It ultimately took The American Institute of Philanthropy, an independent charity watchdog, and a CBS program, “60 minutes”, to raise public and effective concerns about CAI’s lack of accountability and the dubious role that Mortenson played in it all. The “60 Minutes” program, apart from alleging mismanagement of funds, also alleged that Mortenson fabricated some of the stories in his books including “Three Cups of Tea”.
It is noteworthy that these allegations — which continue to stand — were not investigated by the Montana Attorney General, as were issues that are within the domain of the taxing authorities.
Three comments come to mind immediately:
First, why did it take an independent charity watchdog and a CBS program to finally (well, let’ s hope) put a stop to years of mismanagement and material weaknesses in financial and internal controls? And, by all accounts, millions of misappropriated funds on the part of Mortenson? Where was the Montana Attorney General during the past decade?
Second, while it is somewhat understandable that the Montana Attorney General now tries to right things (at the expense of getting things right), it sends a devastating signal to the not-for-profit sector in the USA as a whole. Essentially he invites every not-for-profit, and for-profit-in-disguise to follow the example of CAI/Mortenson. Predictably, the Montana Attorney General’s report, and decision, will become a template for those not-for-profits trying to avoid proper accountability and transparency.
Third, the CAI/Mortenson story is an ideal test case for the Australian Charities and Not-for-Profit Commission (ACNC) Implementation Taskforce (for its website see here) to understand whether its intended (enforcement) model has bite. It now seems obvious that the ACNC will be little but a variant of the Charity Commission for England and Wales. I have argued elsewhere (see the references above to my earlier CET contributions) why this model is flawed and can, and should be, improved on. I do see nothing in what is currently known about the ACNC that convinces me that something like Mortenson/CAI could not, or is not already, happening here. The recent series of investigative reports of The Daily Telegraph (See here and here and here and here and here) and the responses of advocates (see, for example, here) are not reassuring.
As is a recent submission to the Treasury of the Community Council of Australia (for its website see here). Its ”informing principles for new fundraising regulation” say, among other things, this:

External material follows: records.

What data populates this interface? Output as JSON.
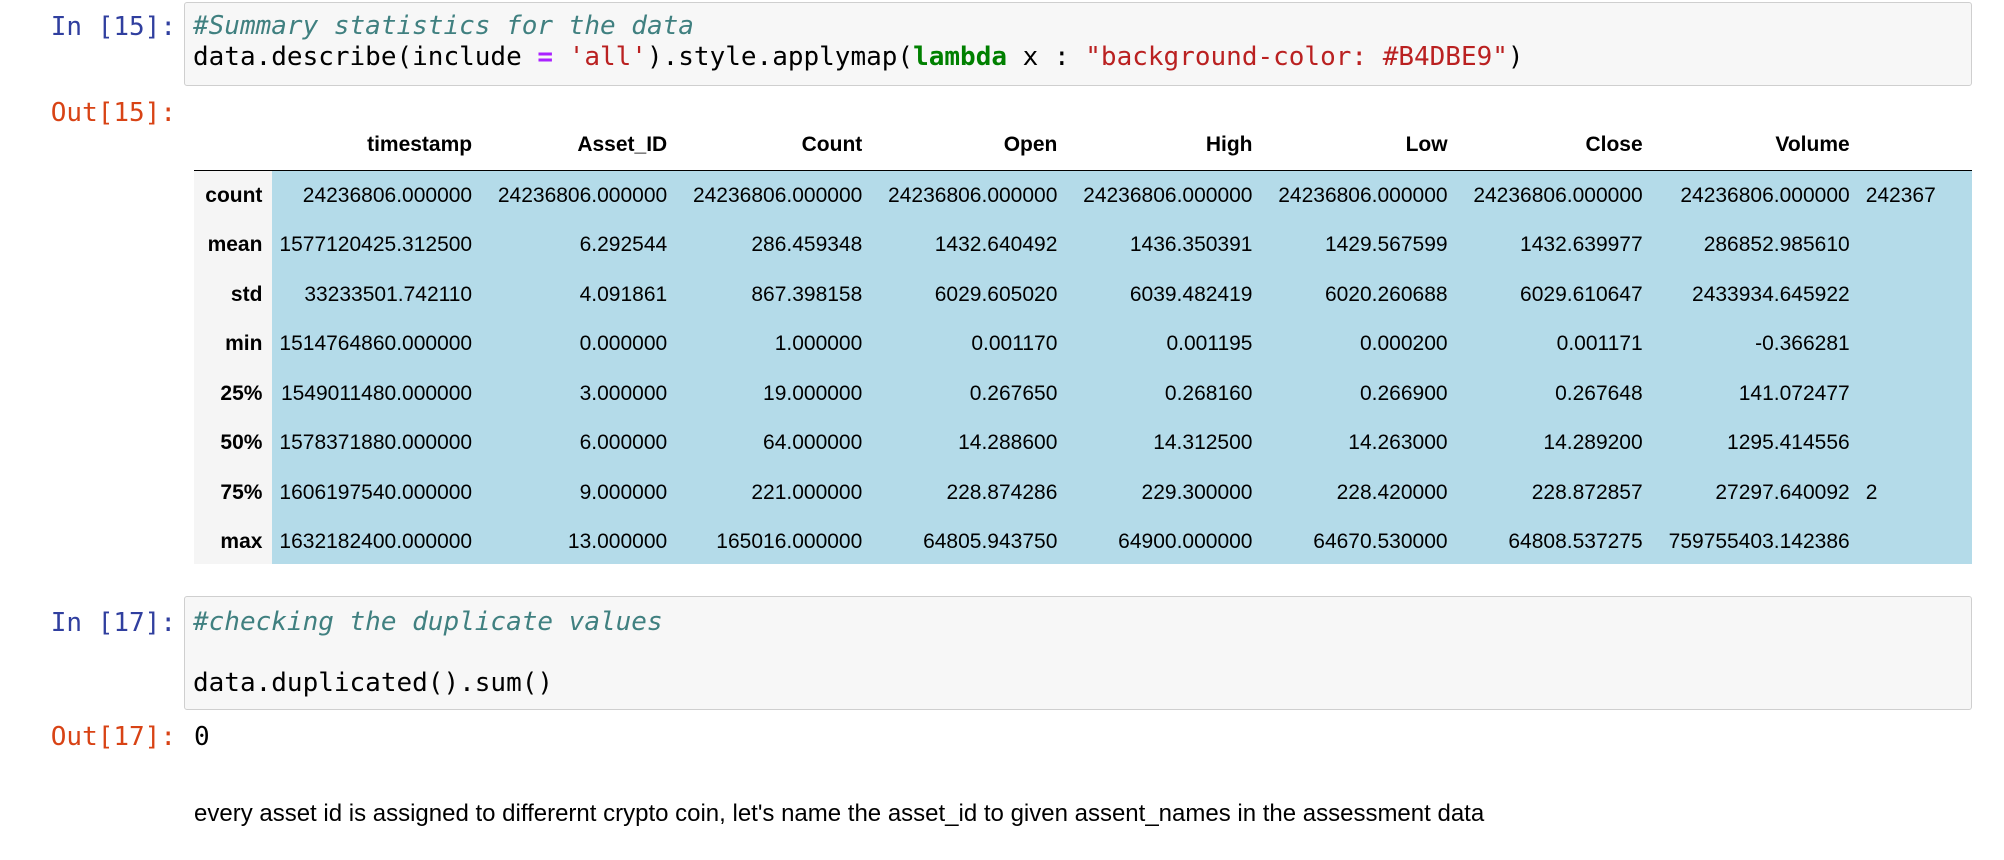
{
  "cells": {
    "in15": {
      "prompt": "In [15]:",
      "comment": "#Summary statistics for the data",
      "code_a": "data.describe(include ",
      "code_eq": "=",
      "code_b": " ",
      "code_str1": "'all'",
      "code_c": ").style.applymap(",
      "code_kw": "lambda",
      "code_d": " x : ",
      "code_str2": "\"background-color: #B4DBE9\"",
      "code_e": ")"
    },
    "out15": {
      "prompt": "Out[15]:"
    },
    "in17": {
      "prompt": "In [17]:",
      "comment": "#checking the duplicate values",
      "code": "data.duplicated().sum()"
    },
    "out17": {
      "prompt": "Out[17]:",
      "value": "0"
    },
    "markdown": {
      "text": "every asset id is assigned to differernt crypto coin, let's name the asset_id to given assent_names in the assessment data"
    }
  },
  "table": {
    "highlight_color": "#B4DBE9",
    "columns": [
      "timestamp",
      "Asset_ID",
      "Count",
      "Open",
      "High",
      "Low",
      "Close",
      "Volume",
      ""
    ],
    "rows": [
      {
        "index": "count",
        "values": [
          "24236806.000000",
          "24236806.000000",
          "24236806.000000",
          "24236806.000000",
          "24236806.000000",
          "24236806.000000",
          "24236806.000000",
          "24236806.000000",
          "242367"
        ]
      },
      {
        "index": "mean",
        "values": [
          "1577120425.312500",
          "6.292544",
          "286.459348",
          "1432.640492",
          "1436.350391",
          "1429.567599",
          "1432.639977",
          "286852.985610",
          ""
        ]
      },
      {
        "index": "std",
        "values": [
          "33233501.742110",
          "4.091861",
          "867.398158",
          "6029.605020",
          "6039.482419",
          "6020.260688",
          "6029.610647",
          "2433934.645922",
          ""
        ]
      },
      {
        "index": "min",
        "values": [
          "1514764860.000000",
          "0.000000",
          "1.000000",
          "0.001170",
          "0.001195",
          "0.000200",
          "0.001171",
          "-0.366281",
          ""
        ]
      },
      {
        "index": "25%",
        "values": [
          "1549011480.000000",
          "3.000000",
          "19.000000",
          "0.267650",
          "0.268160",
          "0.266900",
          "0.267648",
          "141.072477",
          ""
        ]
      },
      {
        "index": "50%",
        "values": [
          "1578371880.000000",
          "6.000000",
          "64.000000",
          "14.288600",
          "14.312500",
          "14.263000",
          "14.289200",
          "1295.414556",
          ""
        ]
      },
      {
        "index": "75%",
        "values": [
          "1606197540.000000",
          "9.000000",
          "221.000000",
          "228.874286",
          "229.300000",
          "228.420000",
          "228.872857",
          "27297.640092",
          "2"
        ]
      },
      {
        "index": "max",
        "values": [
          "1632182400.000000",
          "13.000000",
          "165016.000000",
          "64805.943750",
          "64900.000000",
          "64670.530000",
          "64808.537275",
          "759755403.142386",
          ""
        ]
      }
    ]
  }
}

“2. While increasing the transparency of charities is desirable, no evidence has been presented to indicate the Australian public lack trust in charities or are concerned about information asymmetry. The goal of any new regulation should not be seen as addressing a market failure, but of promoting more charitable giving.”
I am not sure in what reality the authors of that principle live. Surely it is a parallel universe to the one described in the Daily Telegraph investigative reports. Or, for that matter this study of fraud in Australian nfps: BDO study. And, surely, it does not match my own experiences last year when I tried to identify, on a very happy occasion, deserving not-for-profits.
It is discouraging, and from my perspective very short-sighted indeed, for the Community Council of Australia to dismiss the serious lack of accountability and transparency that does afflict the Australian not-for-profit sector, and the lack of public trust that begets.